** What to produce **
Give the records back in full, exactly as they read.

*** Source material ***

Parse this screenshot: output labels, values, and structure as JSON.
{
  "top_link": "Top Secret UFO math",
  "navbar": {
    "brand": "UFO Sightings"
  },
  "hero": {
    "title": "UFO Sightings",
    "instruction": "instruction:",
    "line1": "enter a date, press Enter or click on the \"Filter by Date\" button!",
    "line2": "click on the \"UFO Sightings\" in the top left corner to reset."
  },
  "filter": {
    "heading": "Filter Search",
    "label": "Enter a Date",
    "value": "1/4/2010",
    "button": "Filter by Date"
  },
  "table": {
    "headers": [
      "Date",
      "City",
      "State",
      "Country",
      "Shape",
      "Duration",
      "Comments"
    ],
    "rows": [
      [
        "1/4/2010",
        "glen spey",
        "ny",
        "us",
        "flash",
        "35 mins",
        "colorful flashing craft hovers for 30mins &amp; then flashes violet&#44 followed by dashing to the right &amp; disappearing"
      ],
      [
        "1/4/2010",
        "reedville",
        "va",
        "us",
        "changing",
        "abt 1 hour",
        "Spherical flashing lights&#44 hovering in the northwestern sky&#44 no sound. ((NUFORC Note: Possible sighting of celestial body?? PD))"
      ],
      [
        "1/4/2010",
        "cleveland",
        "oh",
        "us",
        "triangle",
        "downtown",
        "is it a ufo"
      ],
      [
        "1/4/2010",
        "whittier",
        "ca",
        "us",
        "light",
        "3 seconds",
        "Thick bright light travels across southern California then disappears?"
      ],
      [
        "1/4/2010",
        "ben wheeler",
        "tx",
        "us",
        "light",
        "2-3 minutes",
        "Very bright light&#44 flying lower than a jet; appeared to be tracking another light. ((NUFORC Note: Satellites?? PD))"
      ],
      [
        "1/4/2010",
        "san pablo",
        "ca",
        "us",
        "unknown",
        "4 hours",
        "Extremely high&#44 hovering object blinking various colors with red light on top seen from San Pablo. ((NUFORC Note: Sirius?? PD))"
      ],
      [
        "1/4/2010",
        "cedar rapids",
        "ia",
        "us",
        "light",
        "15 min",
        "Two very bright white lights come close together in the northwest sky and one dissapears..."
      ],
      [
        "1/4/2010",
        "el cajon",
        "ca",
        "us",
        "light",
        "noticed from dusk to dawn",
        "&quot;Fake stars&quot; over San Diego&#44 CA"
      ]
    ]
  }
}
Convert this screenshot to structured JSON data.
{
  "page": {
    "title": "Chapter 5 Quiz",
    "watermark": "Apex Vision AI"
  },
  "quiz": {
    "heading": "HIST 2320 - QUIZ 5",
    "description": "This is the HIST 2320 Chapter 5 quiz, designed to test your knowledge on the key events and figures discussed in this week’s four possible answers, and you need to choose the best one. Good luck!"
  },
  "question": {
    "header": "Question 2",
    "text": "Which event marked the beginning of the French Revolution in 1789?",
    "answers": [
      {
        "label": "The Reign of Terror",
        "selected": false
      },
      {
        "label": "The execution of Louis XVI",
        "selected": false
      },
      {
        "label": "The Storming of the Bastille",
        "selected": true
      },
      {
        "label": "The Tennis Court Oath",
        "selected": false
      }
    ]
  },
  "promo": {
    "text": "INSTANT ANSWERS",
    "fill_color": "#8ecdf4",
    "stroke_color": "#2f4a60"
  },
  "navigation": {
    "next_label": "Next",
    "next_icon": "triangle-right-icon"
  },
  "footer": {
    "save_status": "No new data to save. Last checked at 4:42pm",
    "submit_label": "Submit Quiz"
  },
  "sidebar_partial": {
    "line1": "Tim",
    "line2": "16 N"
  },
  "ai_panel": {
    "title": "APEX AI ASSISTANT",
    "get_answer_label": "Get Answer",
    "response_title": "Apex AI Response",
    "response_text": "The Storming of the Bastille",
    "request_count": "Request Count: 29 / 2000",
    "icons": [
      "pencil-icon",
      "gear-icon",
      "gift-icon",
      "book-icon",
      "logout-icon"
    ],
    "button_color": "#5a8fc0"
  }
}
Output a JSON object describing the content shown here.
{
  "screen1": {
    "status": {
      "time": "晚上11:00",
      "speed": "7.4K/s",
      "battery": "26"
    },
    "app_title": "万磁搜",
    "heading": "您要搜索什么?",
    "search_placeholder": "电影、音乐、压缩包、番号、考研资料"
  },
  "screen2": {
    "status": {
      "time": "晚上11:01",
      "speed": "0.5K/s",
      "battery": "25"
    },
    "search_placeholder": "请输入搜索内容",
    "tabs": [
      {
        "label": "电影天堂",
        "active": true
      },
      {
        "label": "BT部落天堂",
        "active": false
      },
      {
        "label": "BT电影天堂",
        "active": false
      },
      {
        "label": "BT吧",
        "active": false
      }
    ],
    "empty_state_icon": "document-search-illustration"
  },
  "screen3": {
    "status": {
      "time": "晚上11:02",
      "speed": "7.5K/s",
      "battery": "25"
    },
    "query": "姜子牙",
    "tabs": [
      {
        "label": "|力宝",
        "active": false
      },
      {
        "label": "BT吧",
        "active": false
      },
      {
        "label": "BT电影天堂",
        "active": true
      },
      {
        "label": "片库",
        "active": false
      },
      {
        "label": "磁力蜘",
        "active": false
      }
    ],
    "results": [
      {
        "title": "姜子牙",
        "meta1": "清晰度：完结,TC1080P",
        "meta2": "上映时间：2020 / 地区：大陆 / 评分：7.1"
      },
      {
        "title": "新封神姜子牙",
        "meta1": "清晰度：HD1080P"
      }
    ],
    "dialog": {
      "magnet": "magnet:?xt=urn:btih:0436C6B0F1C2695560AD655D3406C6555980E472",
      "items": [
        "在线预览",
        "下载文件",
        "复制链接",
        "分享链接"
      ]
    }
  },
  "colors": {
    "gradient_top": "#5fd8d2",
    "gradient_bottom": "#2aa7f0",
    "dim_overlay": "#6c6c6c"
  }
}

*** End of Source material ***

** Task solution **
Parse this screenshot: output labels, values, and structure as JSON.
{
  "top_link": "Top Secret UFO math",
  "navbar": {
    "brand": "UFO Sightings"
  },
  "hero": {
    "title": "UFO Sightings",
    "instruction": "instruction:",
    "line1": "enter a date, press Enter or click on the \"Filter by Date\" button!",
    "line2": "click on the \"UFO Sightings\" in the top left corner to reset."
  },
  "filter": {
    "heading": "Filter Search",
    "label": "Enter a Date",
    "value": "1/4/2010",
    "button": "Filter by Date"
  },
  "table": {
    "headers": [
      "Date",
      "City",
      "State",
      "Country",
      "Shape",
      "Duration",
      "Comments"
    ],
    "rows": [
      [
        "1/4/2010",
        "glen spey",
        "ny",
        "us",
        "flash",
        "35 mins",
        "colorful flashing craft hovers for 30mins &amp; then flashes violet&#44 followed by dashing to the right &amp; disappearing"
      ],
      [
        "1/4/2010",
        "reedville",
        "va",
        "us",
        "changing",
        "abt 1 hour",
        "Spherical flashing lights&#44 hovering in the northwestern sky&#44 no sound. ((NUFORC Note: Possible sighting of celestial body?? PD))"
      ],
      [
        "1/4/2010",
        "cleveland",
        "oh",
        "us",
        "triangle",
        "downtown",
        "is it a ufo"
      ],
      [
        "1/4/2010",
        "whittier",
        "ca",
        "us",
        "light",
        "3 seconds",
        "Thick bright light travels across southern California then disappears?"
      ],
      [
        "1/4/2010",
        "ben wheeler",
        "tx",
        "us",
        "light",
        "2-3 minutes",
        "Very bright light&#44 flying lower than a jet; appeared to be tracking another light. ((NUFORC Note: Satellites?? PD))"
      ],
      [
        "1/4/2010",
        "san pablo",
        "ca",
        "us",
        "unknown",
        "4 hours",
        "Extremely high&#44 hovering object blinking various colors with red light on top seen from San Pablo. ((NUFORC Note: Sirius?? PD))"
      ],
      [
        "1/4/2010",
        "cedar rapids",
        "ia",
        "us",
        "light",
        "15 min",
        "Two very bright white lights come close together in the northwest sky and one dissapears..."
      ],
      [
        "1/4/2010",
        "el cajon",
        "ca",
        "us",
        "light",
        "noticed from dusk to dawn",
        "&quot;Fake stars&quot; over San Diego&#44 CA"
      ]
    ]
  }
}
Convert this screenshot to structured JSON data.
{
  "page": {
    "title": "Chapter 5 Quiz",
    "watermark": "Apex Vision AI"
  },
  "quiz": {
    "heading": "HIST 2320 - QUIZ 5",
    "description": "This is the HIST 2320 Chapter 5 quiz, designed to test your knowledge on the key events and figures discussed in this week’s four possible answers, and you need to choose the best one. Good luck!"
  },
  "question": {
    "header": "Question 2",
    "text": "Which event marked the beginning of the French Revolution in 1789?",
    "answers": [
      {
        "label": "The Reign of Terror",
        "selected": false
      },
      {
        "label": "The execution of Louis XVI",
        "selected": false
      },
      {
        "label": "The Storming of the Bastille",
        "selected": true
      },
      {
        "label": "The Tennis Court Oath",
        "selected": false
      }
    ]
  },
  "promo": {
    "text": "INSTANT ANSWERS",
    "fill_color": "#8ecdf4",
    "stroke_color": "#2f4a60"
  },
  "navigation": {
    "next_label": "Next",
    "next_icon": "triangle-right-icon"
  },
  "footer": {
    "save_status": "No new data to save. Last checked at 4:42pm",
    "submit_label": "Submit Quiz"
  },
  "sidebar_partial": {
    "line1": "Tim",
    "line2": "16 N"
  },
  "ai_panel": {
    "title": "APEX AI ASSISTANT",
    "get_answer_label": "Get Answer",
    "response_title": "Apex AI Response",
    "response_text": "The Storming of the Bastille",
    "request_count": "Request Count: 29 / 2000",
    "icons": [
      "pencil-icon",
      "gear-icon",
      "gift-icon",
      "book-icon",
      "logout-icon"
    ],
    "button_color": "#5a8fc0"
  }
}
Output a JSON object describing the content shown here.
{
  "screen1": {
    "status": {
      "time": "晚上11:00",
      "speed": "7.4K/s",
      "battery": "26"
    },
    "app_title": "万磁搜",
    "heading": "您要搜索什么?",
    "search_placeholder": "电影、音乐、压缩包、番号、考研资料"
  },
  "screen2": {
    "status": {
      "time": "晚上11:01",
      "speed": "0.5K/s",
      "battery": "25"
    },
    "search_placeholder": "请输入搜索内容",
    "tabs": [
      {
        "label": "电影天堂",
        "active": true
      },
      {
        "label": "BT部落天堂",
        "active": false
      },
      {
        "label": "BT电影天堂",
        "active": false
      },
      {
        "label": "BT吧",
        "active": false
      }
    ],
    "empty_state_icon": "document-search-illustration"
  },
  "screen3": {
    "status": {
      "time": "晚上11:02",
      "speed": "7.5K/s",
      "battery": "25"
    },
    "query": "姜子牙",
    "tabs": [
      {
        "label": "|力宝",
        "active": false
      },
      {
        "label": "BT吧",
        "active": false
      },
      {
        "label": "BT电影天堂",
        "active": true
      },
      {
        "label": "片库",
        "active": false
      },
      {
        "label": "磁力蜘",
        "active": false
      }
    ],
    "results": [
      {
        "title": "姜子牙",
        "meta1": "清晰度：完结,TC1080P",
        "meta2": "上映时间：2020 / 地区：大陆 / 评分：7.1"
      },
      {
        "title": "新封神姜子牙",
        "meta1": "清晰度：HD1080P"
      }
    ],
    "dialog": {
      "magnet": "magnet:?xt=urn:btih:0436C6B0F1C2695560AD655D3406C6555980E472",
      "items": [
        "在线预览",
        "下载文件",
        "复制链接",
        "分享链接"
      ]
    }
  },
  "colors": {
    "gradient_top": "#5fd8d2",
    "gradient_bottom": "#2aa7f0",
    "dim_overlay": "#6c6c6c"
  }
}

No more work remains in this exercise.